Drinks that have been spiked may not always be noticeable, it is unlikely that you will realise a change in taste, smell or appearance. Every year, hundreds of people are thought to be victims of drink spiking in the UK. Date rape drugs are used to spike before a sexual assault, often these offences are unreported as the victim is too embarrassed or they simply cannot remember. 

What substances are often used to spike drinks?

Alcohol is most commonly used to spike drinks. Drugs that are used for spiking drinks is usually referred to as “date rape drugs”. Other drugs that have been reported are:

  • gamma-hydroxybutyrate (GHB) and gamma-butyrolactone (GBL)
  • tranquillisers, benzodiazepines, Valium (diazepam) and Rohypnol
  • ketamine

How to know if you have been spiked?

Majority of drugs when mixed with alcohol become dangerous and potentially fatal as they combine to give an anaesthetic-like effect. They come in many forms such as liquid, powder or tablet form.

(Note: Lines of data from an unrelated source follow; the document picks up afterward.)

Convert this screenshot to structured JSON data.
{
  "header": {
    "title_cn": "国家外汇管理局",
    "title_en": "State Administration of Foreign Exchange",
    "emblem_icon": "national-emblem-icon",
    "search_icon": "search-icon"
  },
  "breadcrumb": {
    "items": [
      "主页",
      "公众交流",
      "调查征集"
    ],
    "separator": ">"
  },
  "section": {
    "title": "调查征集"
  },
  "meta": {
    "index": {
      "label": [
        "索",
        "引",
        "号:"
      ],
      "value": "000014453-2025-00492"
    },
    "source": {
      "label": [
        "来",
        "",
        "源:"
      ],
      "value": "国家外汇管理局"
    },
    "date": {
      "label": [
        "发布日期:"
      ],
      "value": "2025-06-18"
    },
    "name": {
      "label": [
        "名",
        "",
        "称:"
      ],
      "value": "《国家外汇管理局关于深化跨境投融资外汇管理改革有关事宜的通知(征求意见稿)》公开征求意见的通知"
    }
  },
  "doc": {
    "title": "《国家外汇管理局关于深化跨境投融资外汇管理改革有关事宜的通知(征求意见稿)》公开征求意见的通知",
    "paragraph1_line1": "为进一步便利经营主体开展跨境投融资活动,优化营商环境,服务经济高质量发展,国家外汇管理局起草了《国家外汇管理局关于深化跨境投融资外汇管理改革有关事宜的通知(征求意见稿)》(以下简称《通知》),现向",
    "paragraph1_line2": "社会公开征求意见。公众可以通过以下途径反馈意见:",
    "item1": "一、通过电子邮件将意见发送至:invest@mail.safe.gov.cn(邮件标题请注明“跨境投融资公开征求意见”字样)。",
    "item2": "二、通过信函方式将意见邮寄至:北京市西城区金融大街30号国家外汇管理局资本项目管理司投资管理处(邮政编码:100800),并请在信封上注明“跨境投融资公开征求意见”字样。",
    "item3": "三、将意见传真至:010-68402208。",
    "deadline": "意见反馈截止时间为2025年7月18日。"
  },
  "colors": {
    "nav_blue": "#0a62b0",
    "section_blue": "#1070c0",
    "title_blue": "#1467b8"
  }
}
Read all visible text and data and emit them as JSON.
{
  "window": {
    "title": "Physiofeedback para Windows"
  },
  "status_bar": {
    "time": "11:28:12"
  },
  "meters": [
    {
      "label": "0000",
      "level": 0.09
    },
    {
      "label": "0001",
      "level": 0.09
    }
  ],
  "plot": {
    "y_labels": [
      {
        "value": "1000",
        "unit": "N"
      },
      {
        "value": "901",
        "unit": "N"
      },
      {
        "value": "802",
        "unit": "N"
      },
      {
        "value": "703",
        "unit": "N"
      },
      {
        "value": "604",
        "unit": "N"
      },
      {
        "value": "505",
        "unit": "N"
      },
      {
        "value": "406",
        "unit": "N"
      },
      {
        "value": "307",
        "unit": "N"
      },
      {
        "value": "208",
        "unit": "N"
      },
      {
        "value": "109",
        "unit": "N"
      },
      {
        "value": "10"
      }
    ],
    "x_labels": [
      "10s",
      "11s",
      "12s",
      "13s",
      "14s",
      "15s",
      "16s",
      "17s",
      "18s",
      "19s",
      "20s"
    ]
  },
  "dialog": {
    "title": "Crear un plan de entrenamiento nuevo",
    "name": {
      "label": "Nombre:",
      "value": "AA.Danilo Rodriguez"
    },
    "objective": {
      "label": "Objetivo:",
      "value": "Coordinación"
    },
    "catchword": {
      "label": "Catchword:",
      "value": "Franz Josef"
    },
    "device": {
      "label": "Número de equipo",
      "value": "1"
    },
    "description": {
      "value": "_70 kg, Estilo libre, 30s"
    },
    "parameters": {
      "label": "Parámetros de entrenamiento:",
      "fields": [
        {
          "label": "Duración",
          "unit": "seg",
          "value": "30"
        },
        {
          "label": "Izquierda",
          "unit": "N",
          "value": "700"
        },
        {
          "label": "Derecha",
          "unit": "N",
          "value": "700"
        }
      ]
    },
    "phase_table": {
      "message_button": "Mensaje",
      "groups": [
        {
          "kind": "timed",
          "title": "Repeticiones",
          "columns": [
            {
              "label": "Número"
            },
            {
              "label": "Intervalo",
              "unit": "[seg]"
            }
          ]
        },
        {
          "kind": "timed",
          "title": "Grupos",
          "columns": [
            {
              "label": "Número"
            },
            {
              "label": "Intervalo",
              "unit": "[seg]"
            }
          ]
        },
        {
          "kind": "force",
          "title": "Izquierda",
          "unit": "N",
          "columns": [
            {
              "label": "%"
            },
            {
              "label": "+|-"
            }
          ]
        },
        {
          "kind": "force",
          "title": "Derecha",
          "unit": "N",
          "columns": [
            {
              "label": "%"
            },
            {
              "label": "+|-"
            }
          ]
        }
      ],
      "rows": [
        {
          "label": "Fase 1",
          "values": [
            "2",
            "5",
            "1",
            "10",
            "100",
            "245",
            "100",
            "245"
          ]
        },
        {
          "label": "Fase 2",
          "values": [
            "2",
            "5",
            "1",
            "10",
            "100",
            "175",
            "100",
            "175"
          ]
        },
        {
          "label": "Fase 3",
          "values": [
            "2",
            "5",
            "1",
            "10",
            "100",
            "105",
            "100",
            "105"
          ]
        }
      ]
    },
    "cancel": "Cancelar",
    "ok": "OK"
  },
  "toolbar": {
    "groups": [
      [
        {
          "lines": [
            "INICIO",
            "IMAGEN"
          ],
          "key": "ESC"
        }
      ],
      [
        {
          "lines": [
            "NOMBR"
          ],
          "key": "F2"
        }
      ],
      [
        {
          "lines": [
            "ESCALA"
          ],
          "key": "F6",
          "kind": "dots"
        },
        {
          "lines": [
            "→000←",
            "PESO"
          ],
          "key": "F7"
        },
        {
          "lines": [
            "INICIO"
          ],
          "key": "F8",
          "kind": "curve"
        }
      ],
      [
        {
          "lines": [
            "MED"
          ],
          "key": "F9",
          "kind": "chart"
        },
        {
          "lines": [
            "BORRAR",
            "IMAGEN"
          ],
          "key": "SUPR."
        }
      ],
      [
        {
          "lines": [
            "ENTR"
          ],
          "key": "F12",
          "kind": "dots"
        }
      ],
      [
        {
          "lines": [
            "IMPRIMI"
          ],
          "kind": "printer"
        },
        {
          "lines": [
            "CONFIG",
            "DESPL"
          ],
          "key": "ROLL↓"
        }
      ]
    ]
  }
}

It takes around 15-30 minutes for most of these drugs to kick in, symptoms can last up to several hours. This can include:

  • difficulty concentrating or speaking
  • nausea and vomiting
  • paranoia
  • memory loss
  • blurred vision
  • loss of balance or difficulty moving
  • hallucination or out of body experiences
  • unconsciousness 

What to do if you have been spiked?

If you believe your drink has been spiked on a night out, tell someone you trust immediately. If you’re in danger or need urgent help, call 999. 

If you have been physically assaulted or robbed after being spiked, you should report this to the police. They will request details on the attacker(s) such as:

  • what they looked like
  • what happened during the attack
  • if you knew them
  • what was taken

If you have been sexually assaulted after being spiked it is vital you seek medical attention as soon as possible. You will be tested for STIs and if you’re a woman, pregnancy. You will not be forced to report this to the police if you do not want to. Any forensic evidence that is obtained during these tests can be stored whilst you decide whether you wish to report the attack to the police.



Rape Crisis England & Wales

National telephone helpline (for women & girls aged 13+): 0808 802 9999 (every day from 12pm to 2:30pm and 7pm to 9:30pm)

Live chat emotional support (for women & girls 16+):


National Male Survivor Helpline and Online Support Service: Operated by Safeline. A dedicated service for adults and children who identify as male in England and Wales affected by rape or sexual abuse and those that support them such as friends and family.

Phone: 0808 800 5005 (Monday, Wednesday and Friday from 9am to 5pm, Tuesday and Thursday from 8am to 8pm and Saturday from 10am to 2pm)

Text: 07860 065 187 (Same opening hours as the telephone service)

Live chat:


Victim Support: A charity that provides 24-hour free and confidential support to people affected by crime or traumatic events. (includes live chat) (online self-support guides)

Phone: 0808 1689 111 (24 hours a day, 7 days a week)